Sunil Munjal-led Hero Enterprise and Dabur's Anand Burman and Mohit Burman have jointly offered to invest Rs 1,800 crore in Fortis Healthcare, upfront.
The board of directors of Fortis Healthcare on Thursday approved the joint offer made by Hero Enterprise Investment Office and the Burman Family for a controlling stake in the company.
This puts an end to the month-and-a-half-long bidding war between multiple parties wishing to acquire Fortis. The winning bid, which belonged to Sunil Munjal and the Burman family, will now be considered by Fortis' shareholders for approval.
"The Board, post having the detailed discussions on the pros and cons of each offer, decided by majority, to recommend the offer of Hero Enterprise Investment Office-Burman Family Office," the Fortis board said in a statement.
Sunil Munjal-led Hero Enterprise and Dabur's Anand Burman and Mohit Burman have jointly offered to invest Rs 1,800 crore in Fortis Healthcare, of which Rs 800 crore will be through a preferential allotment of equity shares at Rs 167 apiece. The remaining Rs 1,000 crore will be invested through a preferential issue of warrants, which would give them the right to buy more stake in the future at Rs 176 per share.
To address Fortis' immediate concerns about liquidity, the Munjal-Burmans consortium will invest Rs 1,050 crore of Rs 1,800 crore, upfront.
The marathon board meet, which has started early morning on Thursday and ended late in the night, witnessed much deliberation on all the binding offers for Fortis Healthcare made by IHH Healthcare, the Manipal/TPG consortium, Radiant Life Care and the Munjal-Burmans consortium.
The board said it had received inputs from the independent Expert Advisory Committee (EAC), financial advisers Standard Chartered Bank and Arpwood Capital, and legal advisers Cyril Amarchand Mangaldas, before making the final choice.
"We are delighted that the board has accepted our offer, which is, unarguably, the best solution," said Sunil Munjal, Chairman of Hero Enterprise.
"We are sure that the shareholders will see the intrinsic value in our proposal and repose confidence in us. As long-term investors, we are committed to help make Fortis the finest healthcare institution in the region, and create value for all stakeholders," Munjal said.
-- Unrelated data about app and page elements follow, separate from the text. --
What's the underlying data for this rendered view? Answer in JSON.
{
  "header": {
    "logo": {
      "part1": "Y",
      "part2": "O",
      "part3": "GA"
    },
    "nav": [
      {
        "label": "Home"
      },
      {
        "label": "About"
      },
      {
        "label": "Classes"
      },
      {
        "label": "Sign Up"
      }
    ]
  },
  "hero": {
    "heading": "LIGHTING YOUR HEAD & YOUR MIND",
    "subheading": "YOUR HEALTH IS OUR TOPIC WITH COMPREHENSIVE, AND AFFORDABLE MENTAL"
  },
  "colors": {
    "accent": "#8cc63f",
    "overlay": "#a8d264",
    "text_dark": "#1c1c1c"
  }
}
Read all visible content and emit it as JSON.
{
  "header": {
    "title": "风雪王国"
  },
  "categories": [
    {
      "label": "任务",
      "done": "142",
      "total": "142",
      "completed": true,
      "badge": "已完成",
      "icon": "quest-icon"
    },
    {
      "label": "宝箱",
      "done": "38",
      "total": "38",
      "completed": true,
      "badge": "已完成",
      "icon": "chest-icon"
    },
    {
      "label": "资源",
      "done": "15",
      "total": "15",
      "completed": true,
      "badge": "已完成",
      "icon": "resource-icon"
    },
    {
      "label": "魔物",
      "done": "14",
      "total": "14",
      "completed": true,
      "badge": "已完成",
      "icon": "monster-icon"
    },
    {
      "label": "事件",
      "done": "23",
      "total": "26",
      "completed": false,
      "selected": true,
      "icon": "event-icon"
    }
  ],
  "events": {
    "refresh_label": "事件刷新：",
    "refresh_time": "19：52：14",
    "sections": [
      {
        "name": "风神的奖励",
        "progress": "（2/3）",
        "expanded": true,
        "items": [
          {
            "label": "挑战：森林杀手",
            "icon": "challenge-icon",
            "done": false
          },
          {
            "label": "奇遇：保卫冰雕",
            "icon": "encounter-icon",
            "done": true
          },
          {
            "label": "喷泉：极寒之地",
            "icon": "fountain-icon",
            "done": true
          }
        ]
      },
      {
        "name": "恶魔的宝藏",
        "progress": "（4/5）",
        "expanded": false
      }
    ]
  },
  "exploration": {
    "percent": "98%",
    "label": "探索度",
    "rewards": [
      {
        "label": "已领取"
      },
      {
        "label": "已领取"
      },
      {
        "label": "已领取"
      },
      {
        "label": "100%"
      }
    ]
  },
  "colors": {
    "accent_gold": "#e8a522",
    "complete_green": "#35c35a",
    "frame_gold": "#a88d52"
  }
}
The Burmans too, welcomed the Fortis board's decision.
"Fortis is a national healthcare asset, which has a good spread across the country and we hope to help the company become what it ought to be. Going forward, the immediate plan of action for the Company should be to build on its strengths, retain talent, expand business, and institutionalise processes at Fortis," said Anand Burman, Chairman of Dabur India.
Hero and Dabur are among India's large corporate groups. Although they do not directly run hospitals, both groups are associated with healthcare. While Munjal is the President of the 1,500-bed Dayanand Medical College and Hospital in Ludhiana, the Burman family has successfully built large-scale healthcare enterprises including Dabur Pharma, HealthCare at HOME and Oncquest.
JM Financial was the financial advisor to the Munjal-Burmans consortium for the deal.
What sealed the deal?
One of the possible reasons that could have turned the tide in favour of the Munjal-Burmans consortium, is that apart from being a competitive offer, it was a simple one that was easy to implement.
The consortium proposed to invest Rs 1,800 crore directly into Fortis without any due diligence, documentation, walk away clauses or expectations of change in structure. As an icing on the cake, they assured to implement the offer in 45-60 days.
Other offers would have needed approvals from several regulatory agencies, which would have taken months to come by.
What about SRL and buying Religare Health Trust's assets?
The Munjal-Burmans consortium proposed to divest Fortis' stake in SRL Diagnostics through an independent competitive sale process. Fortis holds 56.6 percent stake in SRL, while private equity investors hold around 31 percent and the rest is held by other shareholders.
As for buying hospital assets held by Religare Health Trust, they said plan-A was to use the proceeds of the SRL stake sale to fund the acquisition, while the rest of the cost will be met by funds raised through a rights issue.If the SRL stake sale doesn't materialise, plan-B is to go for a larger rights issue to fund the acquisition.